[[ DATA SECTION open ]]

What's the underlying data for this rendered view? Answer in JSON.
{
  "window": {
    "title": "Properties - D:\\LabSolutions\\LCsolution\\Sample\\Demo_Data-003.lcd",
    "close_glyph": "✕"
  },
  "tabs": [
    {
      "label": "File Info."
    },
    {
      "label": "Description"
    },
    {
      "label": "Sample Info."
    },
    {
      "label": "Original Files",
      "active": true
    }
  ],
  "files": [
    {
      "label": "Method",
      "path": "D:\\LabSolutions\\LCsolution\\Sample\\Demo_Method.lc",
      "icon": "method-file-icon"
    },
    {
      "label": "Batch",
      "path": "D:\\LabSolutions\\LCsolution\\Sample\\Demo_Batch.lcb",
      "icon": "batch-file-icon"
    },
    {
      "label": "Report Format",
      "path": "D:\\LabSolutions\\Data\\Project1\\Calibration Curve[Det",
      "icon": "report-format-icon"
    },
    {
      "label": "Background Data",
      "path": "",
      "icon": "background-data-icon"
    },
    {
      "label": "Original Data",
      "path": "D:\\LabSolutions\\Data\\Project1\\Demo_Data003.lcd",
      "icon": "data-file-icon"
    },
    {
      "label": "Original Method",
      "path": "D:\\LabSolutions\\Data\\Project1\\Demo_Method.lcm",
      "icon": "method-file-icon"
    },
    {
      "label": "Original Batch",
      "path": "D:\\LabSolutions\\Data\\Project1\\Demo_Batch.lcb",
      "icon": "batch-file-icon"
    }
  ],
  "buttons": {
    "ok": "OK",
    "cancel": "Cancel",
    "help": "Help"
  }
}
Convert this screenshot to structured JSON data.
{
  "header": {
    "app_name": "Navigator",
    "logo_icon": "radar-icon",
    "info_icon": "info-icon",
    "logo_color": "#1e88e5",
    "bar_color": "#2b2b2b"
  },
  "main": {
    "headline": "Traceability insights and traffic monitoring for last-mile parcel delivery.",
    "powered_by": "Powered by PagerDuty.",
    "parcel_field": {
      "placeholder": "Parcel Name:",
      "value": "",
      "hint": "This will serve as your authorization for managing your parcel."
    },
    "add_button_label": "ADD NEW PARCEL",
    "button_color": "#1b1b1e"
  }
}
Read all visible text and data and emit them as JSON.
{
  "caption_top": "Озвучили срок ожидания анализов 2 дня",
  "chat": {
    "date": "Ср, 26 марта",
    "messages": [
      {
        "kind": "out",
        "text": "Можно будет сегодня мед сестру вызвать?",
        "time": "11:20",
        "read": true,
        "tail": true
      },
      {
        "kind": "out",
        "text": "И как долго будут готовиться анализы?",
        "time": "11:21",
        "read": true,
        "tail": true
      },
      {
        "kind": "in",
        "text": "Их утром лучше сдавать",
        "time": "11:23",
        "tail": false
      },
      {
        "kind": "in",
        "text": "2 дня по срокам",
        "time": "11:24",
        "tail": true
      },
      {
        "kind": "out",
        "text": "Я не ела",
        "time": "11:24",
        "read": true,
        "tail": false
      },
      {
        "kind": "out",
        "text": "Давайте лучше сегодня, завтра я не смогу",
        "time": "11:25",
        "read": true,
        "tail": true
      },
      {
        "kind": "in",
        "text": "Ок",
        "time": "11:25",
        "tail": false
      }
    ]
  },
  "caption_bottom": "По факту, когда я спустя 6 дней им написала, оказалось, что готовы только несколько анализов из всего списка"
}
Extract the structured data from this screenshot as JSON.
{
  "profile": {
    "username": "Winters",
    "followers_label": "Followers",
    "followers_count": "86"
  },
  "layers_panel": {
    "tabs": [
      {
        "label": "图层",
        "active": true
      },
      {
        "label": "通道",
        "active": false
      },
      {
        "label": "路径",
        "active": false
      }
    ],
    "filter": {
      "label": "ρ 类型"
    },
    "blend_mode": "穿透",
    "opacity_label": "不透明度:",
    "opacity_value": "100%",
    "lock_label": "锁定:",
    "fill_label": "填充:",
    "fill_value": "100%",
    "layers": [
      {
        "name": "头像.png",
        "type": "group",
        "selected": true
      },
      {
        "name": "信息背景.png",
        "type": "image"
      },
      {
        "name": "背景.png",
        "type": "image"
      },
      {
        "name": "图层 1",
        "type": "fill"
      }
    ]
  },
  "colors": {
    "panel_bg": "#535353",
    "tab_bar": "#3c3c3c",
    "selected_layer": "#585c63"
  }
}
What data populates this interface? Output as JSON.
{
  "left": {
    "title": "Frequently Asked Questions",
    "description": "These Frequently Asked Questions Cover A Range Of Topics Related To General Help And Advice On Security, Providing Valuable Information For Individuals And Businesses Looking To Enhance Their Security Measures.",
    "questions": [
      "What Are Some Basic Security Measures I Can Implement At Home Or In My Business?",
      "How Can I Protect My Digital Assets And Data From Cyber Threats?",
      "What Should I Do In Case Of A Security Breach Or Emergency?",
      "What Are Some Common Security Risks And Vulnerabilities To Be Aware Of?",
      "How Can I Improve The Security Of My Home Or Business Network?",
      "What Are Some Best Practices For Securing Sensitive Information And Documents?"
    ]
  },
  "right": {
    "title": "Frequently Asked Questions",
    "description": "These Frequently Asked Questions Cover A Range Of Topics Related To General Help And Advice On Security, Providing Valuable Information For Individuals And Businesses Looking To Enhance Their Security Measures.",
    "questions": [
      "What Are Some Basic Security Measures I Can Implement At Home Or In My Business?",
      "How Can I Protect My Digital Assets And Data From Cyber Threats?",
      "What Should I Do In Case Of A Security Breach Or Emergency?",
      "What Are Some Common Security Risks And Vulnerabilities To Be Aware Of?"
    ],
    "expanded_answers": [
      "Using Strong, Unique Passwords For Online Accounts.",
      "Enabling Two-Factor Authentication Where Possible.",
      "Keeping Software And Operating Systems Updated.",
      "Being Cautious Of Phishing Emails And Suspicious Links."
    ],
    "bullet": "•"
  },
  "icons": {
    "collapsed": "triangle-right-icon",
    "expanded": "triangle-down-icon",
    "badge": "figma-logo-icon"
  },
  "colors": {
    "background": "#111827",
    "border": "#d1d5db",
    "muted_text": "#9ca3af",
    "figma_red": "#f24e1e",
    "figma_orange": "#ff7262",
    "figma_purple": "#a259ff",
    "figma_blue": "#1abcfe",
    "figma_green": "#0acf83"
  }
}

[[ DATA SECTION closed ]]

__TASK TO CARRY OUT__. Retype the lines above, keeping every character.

__ANSWER BELOW__.
What's the underlying data for this rendered view? Answer in JSON.
{
  "window": {
    "title": "Properties - D:\\LabSolutions\\LCsolution\\Sample\\Demo_Data-003.lcd",
    "close_glyph": "✕"
  },
  "tabs": [
    {
      "label": "File Info."
    },
    {
      "label": "Description"
    },
    {
      "label": "Sample Info."
    },
    {
      "label": "Original Files",
      "active": true
    }
  ],
  "files": [
    {
      "label": "Method",
      "path": "D:\\LabSolutions\\LCsolution\\Sample\\Demo_Method.lc",
      "icon": "method-file-icon"
    },
    {
      "label": "Batch",
      "path": "D:\\LabSolutions\\LCsolution\\Sample\\Demo_Batch.lcb",
      "icon": "batch-file-icon"
    },
    {
      "label": "Report Format",
      "path": "D:\\LabSolutions\\Data\\Project1\\Calibration Curve[Det",
      "icon": "report-format-icon"
    },
    {
      "label": "Background Data",
      "path": "",
      "icon": "background-data-icon"
    },
    {
      "label": "Original Data",
      "path": "D:\\LabSolutions\\Data\\Project1\\Demo_Data003.lcd",
      "icon": "data-file-icon"
    },
    {
      "label": "Original Method",
      "path": "D:\\LabSolutions\\Data\\Project1\\Demo_Method.lcm",
      "icon": "method-file-icon"
    },
    {
      "label": "Original Batch",
      "path": "D:\\LabSolutions\\Data\\Project1\\Demo_Batch.lcb",
      "icon": "batch-file-icon"
    }
  ],
  "buttons": {
    "ok": "OK",
    "cancel": "Cancel",
    "help": "Help"
  }
}
Convert this screenshot to structured JSON data.
{
  "header": {
    "app_name": "Navigator",
    "logo_icon": "radar-icon",
    "info_icon": "info-icon",
    "logo_color": "#1e88e5",
    "bar_color": "#2b2b2b"
  },
  "main": {
    "headline": "Traceability insights and traffic monitoring for last-mile parcel delivery.",
    "powered_by": "Powered by PagerDuty.",
    "parcel_field": {
      "placeholder": "Parcel Name:",
      "value": "",
      "hint": "This will serve as your authorization for managing your parcel."
    },
    "add_button_label": "ADD NEW PARCEL",
    "button_color": "#1b1b1e"
  }
}
Read all visible text and data and emit them as JSON.
{
  "caption_top": "Озвучили срок ожидания анализов 2 дня",
  "chat": {
    "date": "Ср, 26 марта",
    "messages": [
      {
        "kind": "out",
        "text": "Можно будет сегодня мед сестру вызвать?",
        "time": "11:20",
        "read": true,
        "tail": true
      },
      {
        "kind": "out",
        "text": "И как долго будут готовиться анализы?",
        "time": "11:21",
        "read": true,
        "tail": true
      },
      {
        "kind": "in",
        "text": "Их утром лучше сдавать",
        "time": "11:23",
        "tail": false
      },
      {
        "kind": "in",
        "text": "2 дня по срокам",
        "time": "11:24",
        "tail": true
      },
      {
        "kind": "out",
        "text": "Я не ела",
        "time": "11:24",
        "read": true,
        "tail": false
      },
      {
        "kind": "out",
        "text": "Давайте лучше сегодня, завтра я не смогу",
        "time": "11:25",
        "read": true,
        "tail": true
      },
      {
        "kind": "in",
        "text": "Ок",
        "time": "11:25",
        "tail": false
      }
    ]
  },
  "caption_bottom": "По факту, когда я спустя 6 дней им написала, оказалось, что готовы только несколько анализов из всего списка"
}
Extract the structured data from this screenshot as JSON.
{
  "profile": {
    "username": "Winters",
    "followers_label": "Followers",
    "followers_count": "86"
  },
  "layers_panel": {
    "tabs": [
      {
        "label": "图层",
        "active": true
      },
      {
        "label": "通道",
        "active": false
      },
      {
        "label": "路径",
        "active": false
      }
    ],
    "filter": {
      "label": "ρ 类型"
    },
    "blend_mode": "穿透",
    "opacity_label": "不透明度:",
    "opacity_value": "100%",
    "lock_label": "锁定:",
    "fill_label": "填充:",
    "fill_value": "100%",
    "layers": [
      {
        "name": "头像.png",
        "type": "group",
        "selected": true
      },
      {
        "name": "信息背景.png",
        "type": "image"
      },
      {
        "name": "背景.png",
        "type": "image"
      },
      {
        "name": "图层 1",
        "type": "fill"
      }
    ]
  },
  "colors": {
    "panel_bg": "#535353",
    "tab_bar": "#3c3c3c",
    "selected_layer": "#585c63"
  }
}
What data populates this interface? Output as JSON.
{
  "left": {
    "title": "Frequently Asked Questions",
    "description": "These Frequently Asked Questions Cover A Range Of Topics Related To General Help And Advice On Security, Providing Valuable Information For Individuals And Businesses Looking To Enhance Their Security Measures.",
    "questions": [
      "What Are Some Basic Security Measures I Can Implement At Home Or In My Business?",
      "How Can I Protect My Digital Assets And Data From Cyber Threats?",
      "What Should I Do In Case Of A Security Breach Or Emergency?",
      "What Are Some Common Security Risks And Vulnerabilities To Be Aware Of?",
      "How Can I Improve The Security Of My Home Or Business Network?",
      "What Are Some Best Practices For Securing Sensitive Information And Documents?"
    ]
  },
  "right": {
    "title": "Frequently Asked Questions",
    "description": "These Frequently Asked Questions Cover A Range Of Topics Related To General Help And Advice On Security, Providing Valuable Information For Individuals And Businesses Looking To Enhance Their Security Measures.",
    "questions": [
      "What Are Some Basic Security Measures I Can Implement At Home Or In My Business?",
      "How Can I Protect My Digital Assets And Data From Cyber Threats?",
      "What Should I Do In Case Of A Security Breach Or Emergency?",
      "What Are Some Common Security Risks And Vulnerabilities To Be Aware Of?"
    ],
    "expanded_answers": [
      "Using Strong, Unique Passwords For Online Accounts.",
      "Enabling Two-Factor Authentication Where Possible.",
      "Keeping Software And Operating Systems Updated.",
      "Being Cautious Of Phishing Emails And Suspicious Links."
    ],
    "bullet": "•"
  },
  "icons": {
    "collapsed": "triangle-right-icon",
    "expanded": "triangle-down-icon",
    "badge": "figma-logo-icon"
  },
  "colors": {
    "background": "#111827",
    "border": "#d1d5db",
    "muted_text": "#9ca3af",
    "figma_red": "#f24e1e",
    "figma_orange": "#ff7262",
    "figma_purple": "#a259ff",
    "figma_blue": "#1abcfe",
    "figma_green": "#0acf83"
  }
}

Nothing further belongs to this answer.